DATA FOR THIS TASK:
|---|
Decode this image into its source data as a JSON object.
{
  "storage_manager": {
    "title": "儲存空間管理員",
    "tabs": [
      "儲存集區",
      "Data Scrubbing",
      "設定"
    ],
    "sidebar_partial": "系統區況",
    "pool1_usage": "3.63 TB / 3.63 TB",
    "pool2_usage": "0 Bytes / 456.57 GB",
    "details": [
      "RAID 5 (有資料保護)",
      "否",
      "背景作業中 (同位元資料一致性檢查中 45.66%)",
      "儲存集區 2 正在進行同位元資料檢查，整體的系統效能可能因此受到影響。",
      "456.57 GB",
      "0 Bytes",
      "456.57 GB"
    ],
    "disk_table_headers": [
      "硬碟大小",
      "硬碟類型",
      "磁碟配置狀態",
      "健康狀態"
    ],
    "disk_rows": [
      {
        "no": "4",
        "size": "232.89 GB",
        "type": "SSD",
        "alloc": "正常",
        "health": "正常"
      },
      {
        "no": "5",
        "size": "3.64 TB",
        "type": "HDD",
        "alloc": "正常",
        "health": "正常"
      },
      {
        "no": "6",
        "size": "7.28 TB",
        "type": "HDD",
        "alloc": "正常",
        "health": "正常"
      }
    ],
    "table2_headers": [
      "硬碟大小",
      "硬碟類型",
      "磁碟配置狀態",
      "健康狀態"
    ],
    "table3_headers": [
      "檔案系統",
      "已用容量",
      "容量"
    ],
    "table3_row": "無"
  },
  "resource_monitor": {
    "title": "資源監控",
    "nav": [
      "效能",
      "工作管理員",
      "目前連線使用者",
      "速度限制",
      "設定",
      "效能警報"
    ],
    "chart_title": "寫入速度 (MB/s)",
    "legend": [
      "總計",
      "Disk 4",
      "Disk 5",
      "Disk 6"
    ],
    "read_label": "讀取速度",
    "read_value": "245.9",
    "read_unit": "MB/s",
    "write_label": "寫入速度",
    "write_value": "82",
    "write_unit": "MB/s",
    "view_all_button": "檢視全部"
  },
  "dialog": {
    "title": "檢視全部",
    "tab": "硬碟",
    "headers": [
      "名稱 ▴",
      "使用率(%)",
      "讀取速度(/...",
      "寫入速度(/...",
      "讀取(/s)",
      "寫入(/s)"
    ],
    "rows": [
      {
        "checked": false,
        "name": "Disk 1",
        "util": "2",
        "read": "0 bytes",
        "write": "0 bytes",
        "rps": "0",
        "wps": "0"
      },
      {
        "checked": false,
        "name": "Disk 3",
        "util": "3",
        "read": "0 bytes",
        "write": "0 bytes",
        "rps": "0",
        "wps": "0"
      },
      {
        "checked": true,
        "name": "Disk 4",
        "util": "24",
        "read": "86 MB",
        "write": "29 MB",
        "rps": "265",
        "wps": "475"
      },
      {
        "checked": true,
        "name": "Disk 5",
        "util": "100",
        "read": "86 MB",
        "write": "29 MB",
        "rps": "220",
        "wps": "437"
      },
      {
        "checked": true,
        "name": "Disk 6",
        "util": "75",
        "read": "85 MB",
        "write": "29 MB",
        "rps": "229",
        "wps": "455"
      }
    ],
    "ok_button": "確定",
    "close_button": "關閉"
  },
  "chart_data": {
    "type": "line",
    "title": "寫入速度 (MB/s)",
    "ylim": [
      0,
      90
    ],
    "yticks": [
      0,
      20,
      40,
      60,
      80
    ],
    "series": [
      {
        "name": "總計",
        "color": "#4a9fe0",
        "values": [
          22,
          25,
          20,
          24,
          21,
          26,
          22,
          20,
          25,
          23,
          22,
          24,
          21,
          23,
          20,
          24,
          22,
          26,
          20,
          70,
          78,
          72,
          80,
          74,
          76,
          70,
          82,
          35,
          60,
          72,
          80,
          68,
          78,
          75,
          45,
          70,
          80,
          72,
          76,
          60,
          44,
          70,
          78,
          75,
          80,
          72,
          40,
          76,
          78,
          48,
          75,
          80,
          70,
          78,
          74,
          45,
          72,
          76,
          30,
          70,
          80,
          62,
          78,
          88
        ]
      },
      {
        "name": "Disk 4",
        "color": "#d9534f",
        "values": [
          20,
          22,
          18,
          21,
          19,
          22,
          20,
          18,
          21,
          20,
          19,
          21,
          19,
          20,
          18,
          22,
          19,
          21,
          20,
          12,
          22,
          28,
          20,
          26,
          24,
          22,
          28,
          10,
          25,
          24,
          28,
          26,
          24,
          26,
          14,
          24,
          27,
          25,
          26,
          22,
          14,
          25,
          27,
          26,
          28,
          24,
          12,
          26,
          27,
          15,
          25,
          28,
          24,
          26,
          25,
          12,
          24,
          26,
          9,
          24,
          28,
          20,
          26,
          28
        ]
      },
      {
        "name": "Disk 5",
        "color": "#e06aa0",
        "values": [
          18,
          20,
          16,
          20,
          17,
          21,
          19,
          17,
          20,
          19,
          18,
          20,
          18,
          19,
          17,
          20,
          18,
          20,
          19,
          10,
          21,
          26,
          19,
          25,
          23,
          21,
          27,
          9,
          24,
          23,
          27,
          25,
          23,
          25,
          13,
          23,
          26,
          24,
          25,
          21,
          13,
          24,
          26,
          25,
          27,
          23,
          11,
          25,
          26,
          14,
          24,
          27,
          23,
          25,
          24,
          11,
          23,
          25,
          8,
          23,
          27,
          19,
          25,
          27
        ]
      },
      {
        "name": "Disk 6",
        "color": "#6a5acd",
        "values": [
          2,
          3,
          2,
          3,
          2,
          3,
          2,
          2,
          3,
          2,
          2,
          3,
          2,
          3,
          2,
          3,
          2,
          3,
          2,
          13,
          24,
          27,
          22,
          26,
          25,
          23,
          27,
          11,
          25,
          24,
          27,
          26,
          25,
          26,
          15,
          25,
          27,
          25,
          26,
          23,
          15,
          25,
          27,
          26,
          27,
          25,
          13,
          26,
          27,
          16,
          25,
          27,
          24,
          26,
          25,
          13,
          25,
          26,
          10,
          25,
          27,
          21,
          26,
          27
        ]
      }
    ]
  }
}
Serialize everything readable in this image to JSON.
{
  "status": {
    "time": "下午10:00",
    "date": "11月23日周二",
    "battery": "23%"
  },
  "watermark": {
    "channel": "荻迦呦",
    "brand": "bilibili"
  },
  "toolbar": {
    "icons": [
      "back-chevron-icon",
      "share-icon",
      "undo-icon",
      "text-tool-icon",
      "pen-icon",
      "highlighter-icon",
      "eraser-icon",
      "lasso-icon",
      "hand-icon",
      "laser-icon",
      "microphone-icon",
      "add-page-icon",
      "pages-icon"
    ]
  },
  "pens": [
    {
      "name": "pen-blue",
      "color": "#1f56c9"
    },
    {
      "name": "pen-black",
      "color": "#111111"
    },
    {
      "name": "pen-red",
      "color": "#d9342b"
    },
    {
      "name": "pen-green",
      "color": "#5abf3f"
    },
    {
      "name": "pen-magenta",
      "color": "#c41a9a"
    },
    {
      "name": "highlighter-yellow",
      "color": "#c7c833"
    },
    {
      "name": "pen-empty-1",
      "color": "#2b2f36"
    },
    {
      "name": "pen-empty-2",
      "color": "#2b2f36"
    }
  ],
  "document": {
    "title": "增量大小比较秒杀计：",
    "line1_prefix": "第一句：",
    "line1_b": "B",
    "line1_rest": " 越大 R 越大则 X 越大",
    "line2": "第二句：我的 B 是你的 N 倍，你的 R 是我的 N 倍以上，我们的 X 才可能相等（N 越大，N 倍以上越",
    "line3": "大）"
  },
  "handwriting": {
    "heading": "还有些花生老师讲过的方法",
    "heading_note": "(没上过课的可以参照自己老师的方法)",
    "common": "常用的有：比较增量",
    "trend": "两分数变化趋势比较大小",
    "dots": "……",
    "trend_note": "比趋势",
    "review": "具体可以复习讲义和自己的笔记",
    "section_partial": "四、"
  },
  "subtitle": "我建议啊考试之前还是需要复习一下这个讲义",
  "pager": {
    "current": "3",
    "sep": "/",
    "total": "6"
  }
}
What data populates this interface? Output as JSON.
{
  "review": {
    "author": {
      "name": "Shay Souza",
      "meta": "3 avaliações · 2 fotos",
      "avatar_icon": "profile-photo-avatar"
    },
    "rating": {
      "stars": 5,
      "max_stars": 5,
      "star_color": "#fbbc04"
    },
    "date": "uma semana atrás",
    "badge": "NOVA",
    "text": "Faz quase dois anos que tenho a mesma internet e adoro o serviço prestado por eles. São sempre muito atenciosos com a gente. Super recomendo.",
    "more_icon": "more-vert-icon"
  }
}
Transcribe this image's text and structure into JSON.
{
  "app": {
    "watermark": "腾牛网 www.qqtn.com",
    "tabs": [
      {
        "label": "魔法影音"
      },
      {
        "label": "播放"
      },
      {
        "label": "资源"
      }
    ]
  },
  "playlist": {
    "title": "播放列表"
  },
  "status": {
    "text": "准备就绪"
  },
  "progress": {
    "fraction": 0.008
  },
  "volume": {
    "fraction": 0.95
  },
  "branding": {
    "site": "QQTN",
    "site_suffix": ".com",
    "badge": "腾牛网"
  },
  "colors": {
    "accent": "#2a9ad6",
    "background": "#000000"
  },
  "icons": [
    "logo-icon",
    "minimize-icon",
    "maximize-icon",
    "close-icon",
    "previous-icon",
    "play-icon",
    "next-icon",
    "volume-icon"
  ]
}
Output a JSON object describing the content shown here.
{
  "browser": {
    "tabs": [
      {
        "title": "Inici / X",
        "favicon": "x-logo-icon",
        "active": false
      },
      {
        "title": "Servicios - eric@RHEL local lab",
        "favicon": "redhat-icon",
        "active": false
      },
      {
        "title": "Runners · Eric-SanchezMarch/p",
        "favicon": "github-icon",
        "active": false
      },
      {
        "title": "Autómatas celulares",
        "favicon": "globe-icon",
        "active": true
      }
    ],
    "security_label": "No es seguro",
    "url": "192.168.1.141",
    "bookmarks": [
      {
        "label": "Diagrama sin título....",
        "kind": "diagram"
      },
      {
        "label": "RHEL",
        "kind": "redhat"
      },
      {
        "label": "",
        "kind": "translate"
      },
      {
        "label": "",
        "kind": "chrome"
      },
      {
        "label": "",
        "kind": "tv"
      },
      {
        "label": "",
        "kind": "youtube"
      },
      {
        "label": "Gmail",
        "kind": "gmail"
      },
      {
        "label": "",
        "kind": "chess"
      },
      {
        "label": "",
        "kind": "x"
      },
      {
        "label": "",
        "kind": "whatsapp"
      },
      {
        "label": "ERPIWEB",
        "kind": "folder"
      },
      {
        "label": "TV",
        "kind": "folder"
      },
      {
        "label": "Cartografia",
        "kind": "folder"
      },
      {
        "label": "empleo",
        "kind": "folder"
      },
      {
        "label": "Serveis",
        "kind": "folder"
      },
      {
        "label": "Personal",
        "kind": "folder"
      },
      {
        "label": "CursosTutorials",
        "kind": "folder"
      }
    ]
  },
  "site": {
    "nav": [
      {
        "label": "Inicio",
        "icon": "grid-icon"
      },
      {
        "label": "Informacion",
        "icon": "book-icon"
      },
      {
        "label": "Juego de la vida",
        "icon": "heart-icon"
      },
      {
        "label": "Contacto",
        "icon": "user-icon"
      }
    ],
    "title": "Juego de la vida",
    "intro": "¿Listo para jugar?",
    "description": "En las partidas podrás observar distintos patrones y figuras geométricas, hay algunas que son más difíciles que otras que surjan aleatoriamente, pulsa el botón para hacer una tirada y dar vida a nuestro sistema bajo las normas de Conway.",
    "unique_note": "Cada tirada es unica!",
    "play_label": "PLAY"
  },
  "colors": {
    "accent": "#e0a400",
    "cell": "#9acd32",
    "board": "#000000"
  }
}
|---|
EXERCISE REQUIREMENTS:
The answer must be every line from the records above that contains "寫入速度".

RESULT BELOW:
    "chart_title": "寫入速度 (MB/s)",
    "write_label": "寫入速度",
      "寫入速度(/...",
    "title": "寫入速度 (MB/s)",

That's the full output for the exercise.